July 20, 2011 (AFP) – Male circumcision, an operation being promoted in Africa to help prevent HIV infection, boosts men’s sexual pleasure, according to a study presented at the conference on AIDS medicine winding up in Rome on Wednesday.
The probe is one of a panoply into the medical and psychological impacts of the fast-growing circumcision campaign.
Researchers at the University of Makerere in Uganda interviewed 316 men, average age 22, who had been circumcised between February and September 2009.
A month after the operation, 82.3 percent said they were very satisfied with the operation and 17.7 percent said they were satisfied.
A year after the operation, 220 of the volunteers said they were sexually active, of whom a quarter said they used condoms.
A total of 87.7 percent said they found it easier to reach an orgasm after being circumcised, and 92.3 percent said they experienced more sexual pleasure.
Nine out of 10 said they were happy with how their penis looked — and more than 95.4 percent said they believed their partner was also satisfied with its appearance.
The data was presented by researchers in a poster session at the four-day conference in Rome on scientific and medical aspects of the world’s HIV/AIDS pandemic.
It updates previous findings that circumcised men found greater sexual enjoyment, thus easing one of the mental barriers to the campaign.
In 2006, trials in Kenya, Uganda and South Africa found foreskin removal more than halved men’s risk of infection by the human immunodeficiency virus (HIV).
Longer-term analysis found the benefit to be even greater than thought, with a risk reduction of around 60 percent.
After pondering the risks and benefits, health watchdogs set in motion circumcision campaigns in 13 sub-Saharan countries that have been badly hit by HIV.

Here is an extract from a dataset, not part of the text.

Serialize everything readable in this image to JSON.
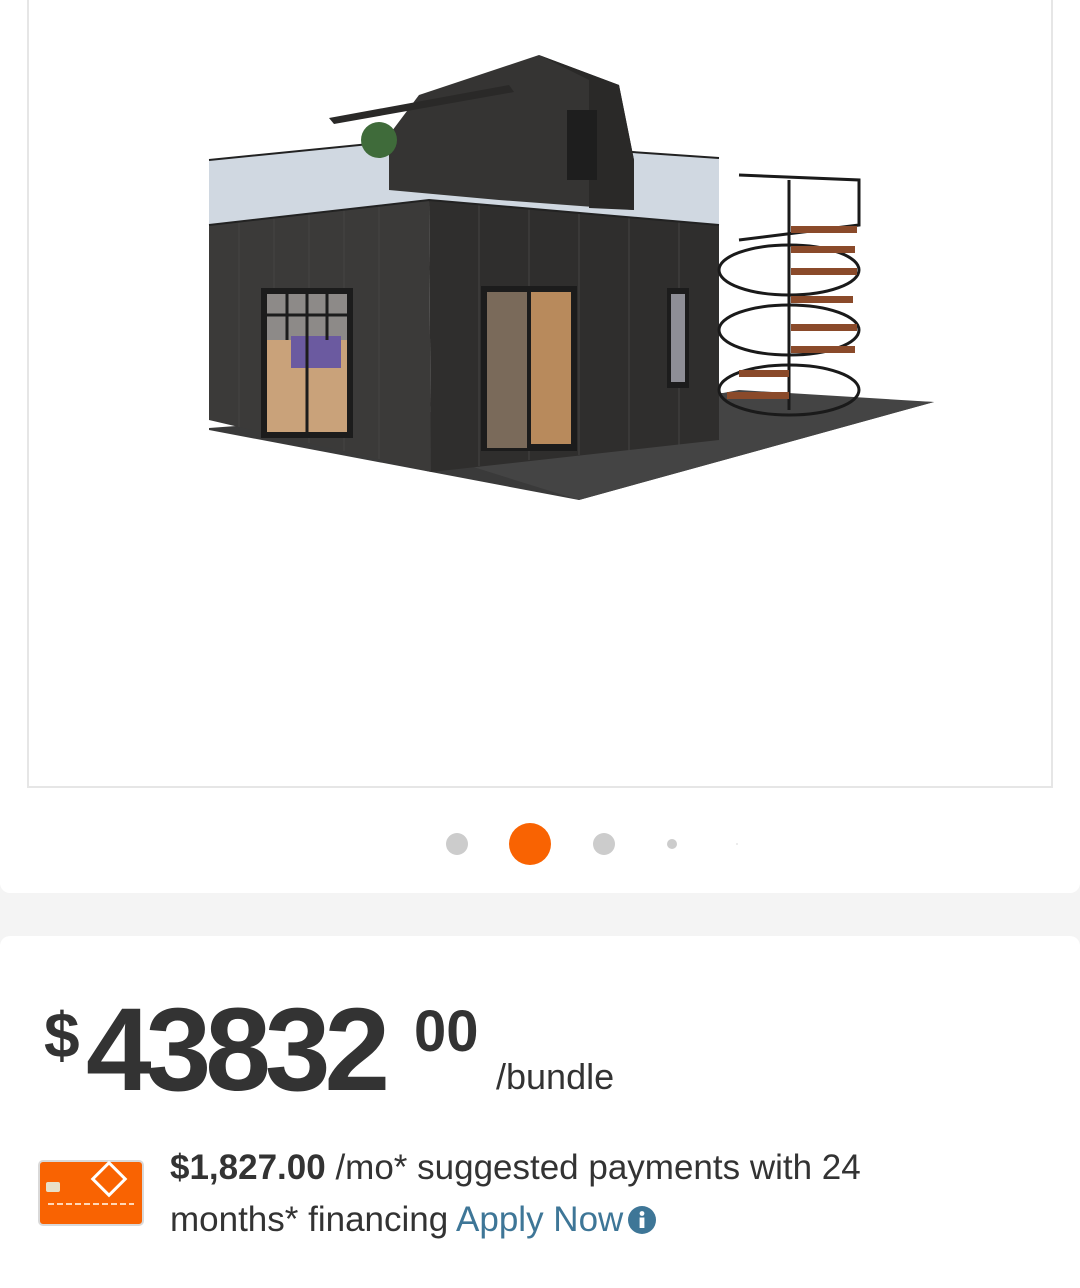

Advocates call it “surgical vaccine,” describing it as a cheap, effective form of prevention.
Male circumcision does not reduce the risk for women who have intercourse with an HIV-infected man.
Women do get an indirect, statistical advantage, though. The fewer men who are infected with HIV, the lesser the risk to women.

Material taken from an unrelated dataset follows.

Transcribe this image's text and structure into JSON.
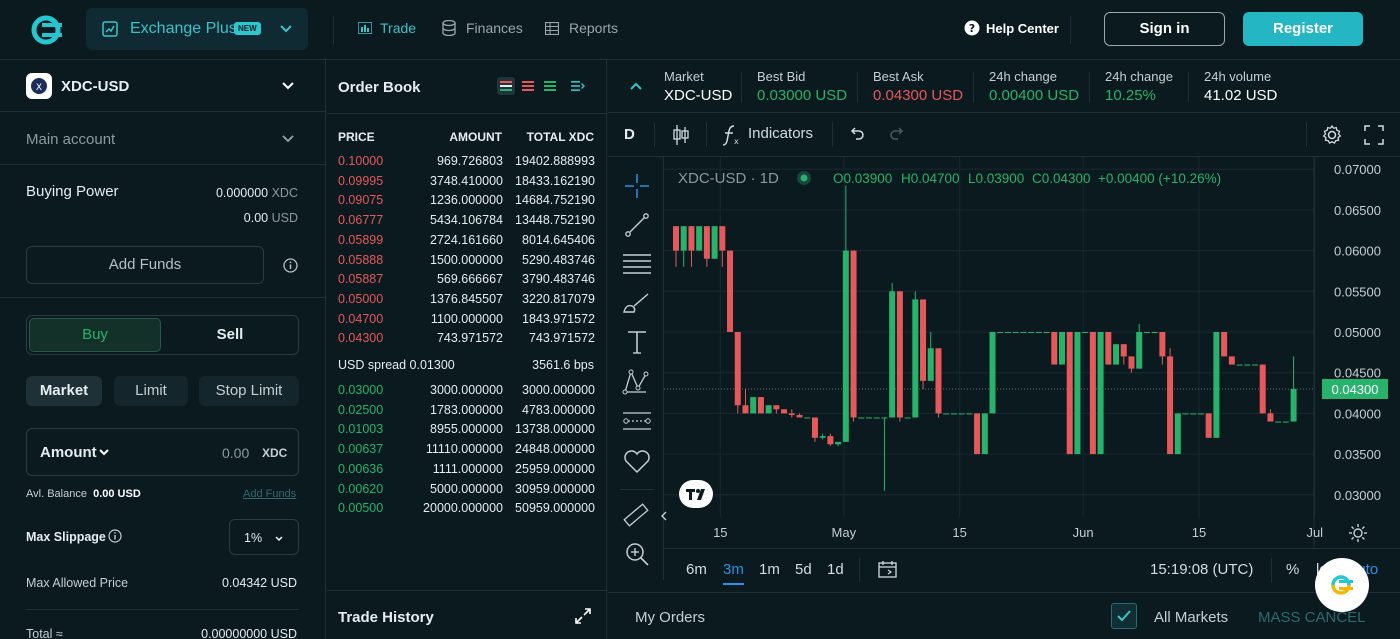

In addition, the protective benefit of circumcision to male heterosexuals does not appear to extend to male homosexuals, research has found.

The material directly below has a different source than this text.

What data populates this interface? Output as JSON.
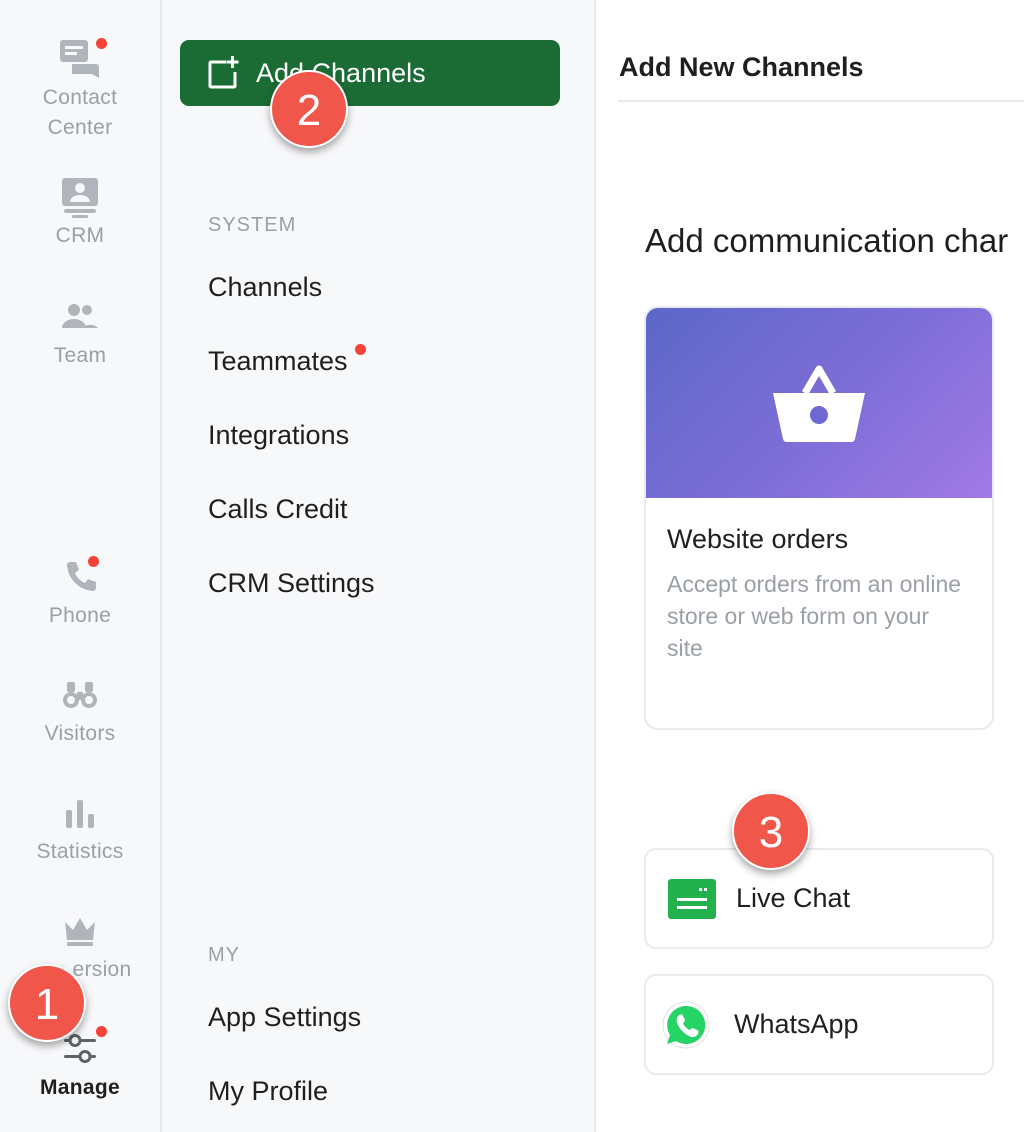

Sub-Saharan Africa is home to two-thirds of the 33 million people living with HIV. As of mid-2010, around 175,000 circumcisions had been carried out in the 13 countries considered priorities, according to UNAIDS.
The theory behind the effectiveness of circumcision is that the inner foreskin is an easy entry point for HIV. It is rich in so-called Langerhans cells, tissue that the AIDS virus easily latches on to and penetrates.